Iran considers its support for terrorist and extremist groups, Shiites and Sunnis alike, through a perspective of convenience. From Hamas to Taliban, to the Lebanese Hezbollah and Shiite militias in Syria, Iraq and the Houthis in Yemen, Iran supports and backs groups precisely acting and pursuing its interests in specific areas of the Middle East.

Iranian opposition leader Maryam Rajavi, president of the National Council of Resistance of Iran, an umbrella group of entities including the People’s Mojahedin Organization of Iran seeking peaceful regime change in Iran, recently warned of Tehran’s meddling across the region.

“The regime in Tehran is the source of crisis in the region and killings in Syria; it has played the greatest role in the expansion and continuation of ISIS. Peace and tranquility in the region can only be achieved by evicting this regime from the region,” she said in a statement.

Such a relationship with the Afghan Taliban reveals the bogus nature of Iran’s claims of fighting terrorism and ISIS in Syria and Iraq.

In Afghanistan, we have to admit Iran is in fact supporting the Taliban and essentially destabilizing a state and government supported by the West, and the international community as a whole.

Iran has most likely, as forecasted by U.S. Secretary of State John Kerry, used billions of previously sanctioned money released as a result of the Iranian nuclear deal to boost its efforts in supporting terrorism and insecurity across the region.

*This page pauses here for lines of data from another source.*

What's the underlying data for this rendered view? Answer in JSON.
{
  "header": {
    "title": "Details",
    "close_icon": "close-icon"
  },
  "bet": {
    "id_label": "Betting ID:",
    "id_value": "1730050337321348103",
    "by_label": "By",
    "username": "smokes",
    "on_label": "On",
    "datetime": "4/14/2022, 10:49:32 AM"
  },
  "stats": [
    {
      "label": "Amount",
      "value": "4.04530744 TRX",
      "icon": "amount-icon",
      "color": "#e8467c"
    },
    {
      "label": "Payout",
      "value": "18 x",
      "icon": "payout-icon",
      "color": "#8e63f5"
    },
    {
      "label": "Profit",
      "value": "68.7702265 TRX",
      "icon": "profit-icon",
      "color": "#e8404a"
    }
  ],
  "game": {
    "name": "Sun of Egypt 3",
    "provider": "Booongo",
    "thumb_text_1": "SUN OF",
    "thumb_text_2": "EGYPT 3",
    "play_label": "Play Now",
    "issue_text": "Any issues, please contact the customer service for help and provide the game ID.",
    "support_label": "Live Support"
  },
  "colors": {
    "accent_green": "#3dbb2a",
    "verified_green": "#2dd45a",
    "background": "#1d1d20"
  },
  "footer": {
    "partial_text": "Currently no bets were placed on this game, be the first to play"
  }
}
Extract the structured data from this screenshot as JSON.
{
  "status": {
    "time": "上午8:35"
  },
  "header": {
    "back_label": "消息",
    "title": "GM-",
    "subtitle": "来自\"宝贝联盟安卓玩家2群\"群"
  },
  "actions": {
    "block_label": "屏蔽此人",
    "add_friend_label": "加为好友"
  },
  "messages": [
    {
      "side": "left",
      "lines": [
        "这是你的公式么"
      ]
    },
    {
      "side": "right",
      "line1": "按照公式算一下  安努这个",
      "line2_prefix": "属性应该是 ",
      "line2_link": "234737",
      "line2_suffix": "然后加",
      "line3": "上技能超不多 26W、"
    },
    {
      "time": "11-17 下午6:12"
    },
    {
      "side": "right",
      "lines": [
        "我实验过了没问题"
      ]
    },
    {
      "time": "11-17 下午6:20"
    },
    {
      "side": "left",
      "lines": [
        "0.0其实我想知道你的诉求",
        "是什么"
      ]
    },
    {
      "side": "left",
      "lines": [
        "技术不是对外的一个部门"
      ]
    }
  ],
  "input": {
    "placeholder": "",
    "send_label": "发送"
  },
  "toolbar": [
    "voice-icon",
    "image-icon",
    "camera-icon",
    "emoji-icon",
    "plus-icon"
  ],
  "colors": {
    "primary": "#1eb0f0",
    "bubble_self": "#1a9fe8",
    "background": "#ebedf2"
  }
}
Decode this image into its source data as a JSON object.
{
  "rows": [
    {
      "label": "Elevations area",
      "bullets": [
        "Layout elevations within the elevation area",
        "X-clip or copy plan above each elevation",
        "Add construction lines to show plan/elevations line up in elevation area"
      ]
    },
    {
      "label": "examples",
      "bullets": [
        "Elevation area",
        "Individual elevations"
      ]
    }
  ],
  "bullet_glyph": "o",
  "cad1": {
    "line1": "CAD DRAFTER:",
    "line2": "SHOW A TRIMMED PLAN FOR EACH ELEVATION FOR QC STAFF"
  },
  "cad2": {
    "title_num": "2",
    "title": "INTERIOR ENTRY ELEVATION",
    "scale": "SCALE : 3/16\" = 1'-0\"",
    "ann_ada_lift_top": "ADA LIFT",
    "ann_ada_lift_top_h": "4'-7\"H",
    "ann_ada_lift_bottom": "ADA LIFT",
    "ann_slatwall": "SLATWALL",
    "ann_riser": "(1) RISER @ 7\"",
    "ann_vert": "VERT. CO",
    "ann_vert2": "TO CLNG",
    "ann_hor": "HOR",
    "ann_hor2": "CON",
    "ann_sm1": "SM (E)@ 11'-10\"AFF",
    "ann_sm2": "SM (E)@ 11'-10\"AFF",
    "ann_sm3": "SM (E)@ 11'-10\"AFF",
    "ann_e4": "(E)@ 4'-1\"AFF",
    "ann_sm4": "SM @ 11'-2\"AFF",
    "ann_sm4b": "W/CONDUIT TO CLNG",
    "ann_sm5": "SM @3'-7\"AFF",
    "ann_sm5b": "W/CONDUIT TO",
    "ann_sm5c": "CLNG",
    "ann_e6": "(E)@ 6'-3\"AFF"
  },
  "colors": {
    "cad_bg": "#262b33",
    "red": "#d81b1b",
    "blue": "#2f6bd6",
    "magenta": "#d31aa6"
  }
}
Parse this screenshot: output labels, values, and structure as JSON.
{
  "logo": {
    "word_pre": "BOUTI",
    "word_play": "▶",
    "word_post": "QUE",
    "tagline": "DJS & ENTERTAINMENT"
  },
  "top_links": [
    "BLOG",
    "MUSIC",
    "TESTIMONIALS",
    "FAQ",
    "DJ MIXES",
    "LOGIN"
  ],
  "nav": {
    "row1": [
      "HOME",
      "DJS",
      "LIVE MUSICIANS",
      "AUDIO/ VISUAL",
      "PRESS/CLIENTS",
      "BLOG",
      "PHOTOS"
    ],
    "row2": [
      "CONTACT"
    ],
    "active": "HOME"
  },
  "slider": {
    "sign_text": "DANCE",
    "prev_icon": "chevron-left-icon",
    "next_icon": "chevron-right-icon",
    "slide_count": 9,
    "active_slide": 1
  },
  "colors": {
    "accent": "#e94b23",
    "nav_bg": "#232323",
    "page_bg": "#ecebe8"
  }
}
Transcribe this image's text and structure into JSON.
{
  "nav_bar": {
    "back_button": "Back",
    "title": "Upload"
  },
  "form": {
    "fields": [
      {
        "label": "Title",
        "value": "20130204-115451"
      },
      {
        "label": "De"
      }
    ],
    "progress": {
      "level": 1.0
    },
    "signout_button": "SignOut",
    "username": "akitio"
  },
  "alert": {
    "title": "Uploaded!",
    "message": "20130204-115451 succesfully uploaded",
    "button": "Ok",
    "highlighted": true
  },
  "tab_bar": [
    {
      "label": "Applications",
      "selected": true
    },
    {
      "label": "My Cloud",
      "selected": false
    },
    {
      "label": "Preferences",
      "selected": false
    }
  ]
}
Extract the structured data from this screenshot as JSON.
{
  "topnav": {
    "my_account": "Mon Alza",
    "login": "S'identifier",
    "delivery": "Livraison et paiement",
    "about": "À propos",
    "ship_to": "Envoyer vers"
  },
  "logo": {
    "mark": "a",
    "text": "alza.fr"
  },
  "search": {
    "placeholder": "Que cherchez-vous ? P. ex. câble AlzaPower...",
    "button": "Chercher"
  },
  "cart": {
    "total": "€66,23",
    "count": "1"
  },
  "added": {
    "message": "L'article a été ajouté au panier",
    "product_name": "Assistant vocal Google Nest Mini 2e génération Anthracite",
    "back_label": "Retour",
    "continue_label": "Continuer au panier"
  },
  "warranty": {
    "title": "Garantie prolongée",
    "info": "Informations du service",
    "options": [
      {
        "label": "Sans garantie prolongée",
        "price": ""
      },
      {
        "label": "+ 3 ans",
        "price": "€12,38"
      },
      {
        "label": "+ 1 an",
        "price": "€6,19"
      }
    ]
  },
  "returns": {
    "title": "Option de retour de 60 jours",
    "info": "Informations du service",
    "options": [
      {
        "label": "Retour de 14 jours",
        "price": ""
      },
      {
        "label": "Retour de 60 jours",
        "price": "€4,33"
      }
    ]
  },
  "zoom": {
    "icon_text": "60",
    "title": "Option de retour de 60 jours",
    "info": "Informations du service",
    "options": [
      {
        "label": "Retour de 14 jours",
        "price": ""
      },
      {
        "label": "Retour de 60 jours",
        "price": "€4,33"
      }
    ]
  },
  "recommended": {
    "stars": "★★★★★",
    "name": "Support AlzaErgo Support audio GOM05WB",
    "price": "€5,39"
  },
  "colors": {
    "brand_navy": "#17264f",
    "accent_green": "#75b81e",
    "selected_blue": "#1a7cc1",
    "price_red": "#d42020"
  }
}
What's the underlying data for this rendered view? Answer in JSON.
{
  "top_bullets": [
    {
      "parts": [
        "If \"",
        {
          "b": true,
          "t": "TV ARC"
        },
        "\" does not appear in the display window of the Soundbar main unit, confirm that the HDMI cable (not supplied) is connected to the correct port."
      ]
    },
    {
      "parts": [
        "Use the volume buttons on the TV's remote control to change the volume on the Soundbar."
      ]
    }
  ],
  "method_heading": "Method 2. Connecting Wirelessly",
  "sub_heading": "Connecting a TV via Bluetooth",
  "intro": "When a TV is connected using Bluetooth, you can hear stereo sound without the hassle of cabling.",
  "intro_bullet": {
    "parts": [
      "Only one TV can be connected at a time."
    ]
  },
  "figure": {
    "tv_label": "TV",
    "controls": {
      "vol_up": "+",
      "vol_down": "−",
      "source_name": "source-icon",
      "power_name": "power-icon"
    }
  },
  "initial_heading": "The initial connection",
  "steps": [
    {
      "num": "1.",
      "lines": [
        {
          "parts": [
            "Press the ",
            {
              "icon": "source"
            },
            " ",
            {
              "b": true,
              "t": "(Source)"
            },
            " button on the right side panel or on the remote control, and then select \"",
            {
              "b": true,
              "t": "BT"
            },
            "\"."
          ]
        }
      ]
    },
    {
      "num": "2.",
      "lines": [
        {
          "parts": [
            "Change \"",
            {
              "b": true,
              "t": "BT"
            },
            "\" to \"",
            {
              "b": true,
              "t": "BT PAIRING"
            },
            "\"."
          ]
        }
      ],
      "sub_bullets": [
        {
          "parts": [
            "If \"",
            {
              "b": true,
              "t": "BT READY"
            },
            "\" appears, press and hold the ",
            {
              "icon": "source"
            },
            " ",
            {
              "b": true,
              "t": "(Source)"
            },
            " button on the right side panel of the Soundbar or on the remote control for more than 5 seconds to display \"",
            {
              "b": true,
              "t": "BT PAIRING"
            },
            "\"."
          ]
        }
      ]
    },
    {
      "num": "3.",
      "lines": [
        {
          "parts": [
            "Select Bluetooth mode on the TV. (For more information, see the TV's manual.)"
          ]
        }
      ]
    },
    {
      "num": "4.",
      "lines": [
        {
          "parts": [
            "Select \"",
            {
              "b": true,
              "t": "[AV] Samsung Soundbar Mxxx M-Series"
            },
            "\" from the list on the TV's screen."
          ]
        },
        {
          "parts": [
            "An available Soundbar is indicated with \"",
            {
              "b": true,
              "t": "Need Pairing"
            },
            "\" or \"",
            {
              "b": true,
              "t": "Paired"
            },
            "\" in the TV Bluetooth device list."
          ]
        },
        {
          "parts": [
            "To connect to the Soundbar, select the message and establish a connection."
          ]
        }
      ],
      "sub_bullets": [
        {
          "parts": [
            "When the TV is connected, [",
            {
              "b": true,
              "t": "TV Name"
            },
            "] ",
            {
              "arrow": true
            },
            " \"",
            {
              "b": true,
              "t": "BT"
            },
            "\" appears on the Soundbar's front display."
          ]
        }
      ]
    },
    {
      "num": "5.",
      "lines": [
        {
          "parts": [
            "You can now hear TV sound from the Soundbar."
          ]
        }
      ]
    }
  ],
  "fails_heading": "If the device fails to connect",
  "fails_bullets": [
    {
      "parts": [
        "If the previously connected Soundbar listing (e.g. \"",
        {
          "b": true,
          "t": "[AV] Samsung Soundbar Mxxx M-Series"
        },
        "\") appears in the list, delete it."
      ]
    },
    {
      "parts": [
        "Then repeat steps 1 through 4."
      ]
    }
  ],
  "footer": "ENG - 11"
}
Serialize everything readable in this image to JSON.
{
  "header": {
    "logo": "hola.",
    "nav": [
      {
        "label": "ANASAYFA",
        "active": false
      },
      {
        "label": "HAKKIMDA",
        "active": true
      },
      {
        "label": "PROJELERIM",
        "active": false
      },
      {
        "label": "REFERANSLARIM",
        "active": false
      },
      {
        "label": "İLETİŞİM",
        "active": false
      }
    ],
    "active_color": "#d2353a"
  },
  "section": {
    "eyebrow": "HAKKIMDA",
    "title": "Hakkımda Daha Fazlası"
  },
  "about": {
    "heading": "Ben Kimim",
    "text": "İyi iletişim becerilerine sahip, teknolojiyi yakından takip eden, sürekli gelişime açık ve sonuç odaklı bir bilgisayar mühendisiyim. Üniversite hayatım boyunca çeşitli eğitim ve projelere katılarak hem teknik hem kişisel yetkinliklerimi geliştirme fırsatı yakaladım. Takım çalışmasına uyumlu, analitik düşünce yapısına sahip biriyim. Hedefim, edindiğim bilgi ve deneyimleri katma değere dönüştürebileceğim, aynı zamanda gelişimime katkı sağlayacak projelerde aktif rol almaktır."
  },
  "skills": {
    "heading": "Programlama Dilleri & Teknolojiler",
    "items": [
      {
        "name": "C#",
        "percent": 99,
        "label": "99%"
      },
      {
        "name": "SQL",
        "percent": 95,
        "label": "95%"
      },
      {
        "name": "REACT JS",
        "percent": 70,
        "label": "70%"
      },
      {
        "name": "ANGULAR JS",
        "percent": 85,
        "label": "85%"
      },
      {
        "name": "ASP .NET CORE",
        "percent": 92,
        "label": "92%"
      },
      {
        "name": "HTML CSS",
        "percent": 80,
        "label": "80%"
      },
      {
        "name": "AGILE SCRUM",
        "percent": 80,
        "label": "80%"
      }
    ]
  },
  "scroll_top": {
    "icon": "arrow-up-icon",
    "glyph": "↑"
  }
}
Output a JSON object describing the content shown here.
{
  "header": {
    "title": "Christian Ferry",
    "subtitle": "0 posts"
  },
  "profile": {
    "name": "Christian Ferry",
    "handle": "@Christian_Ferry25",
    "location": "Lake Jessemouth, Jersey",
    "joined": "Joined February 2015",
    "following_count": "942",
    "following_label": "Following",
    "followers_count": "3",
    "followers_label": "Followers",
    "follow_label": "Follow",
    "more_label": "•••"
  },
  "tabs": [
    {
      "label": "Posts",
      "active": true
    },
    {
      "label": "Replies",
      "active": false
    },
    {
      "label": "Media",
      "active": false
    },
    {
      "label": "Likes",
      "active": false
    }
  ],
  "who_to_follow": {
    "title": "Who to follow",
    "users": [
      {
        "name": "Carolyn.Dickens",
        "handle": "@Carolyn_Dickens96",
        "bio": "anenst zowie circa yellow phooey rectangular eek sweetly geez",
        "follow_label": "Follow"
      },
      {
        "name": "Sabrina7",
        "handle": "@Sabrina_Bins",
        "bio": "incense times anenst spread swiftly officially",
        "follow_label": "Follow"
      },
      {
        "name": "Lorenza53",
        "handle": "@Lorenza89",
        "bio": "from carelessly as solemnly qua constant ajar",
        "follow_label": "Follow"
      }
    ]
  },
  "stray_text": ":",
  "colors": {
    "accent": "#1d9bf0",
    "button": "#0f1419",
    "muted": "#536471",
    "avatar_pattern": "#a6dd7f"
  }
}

Amir Basiri is an Iranian human rights activist and analyst. His writing has appeared in Forbes and The Washington Examiner, among other publications. Follow him on Twitter: @amir_bas.

Originally published in The Hill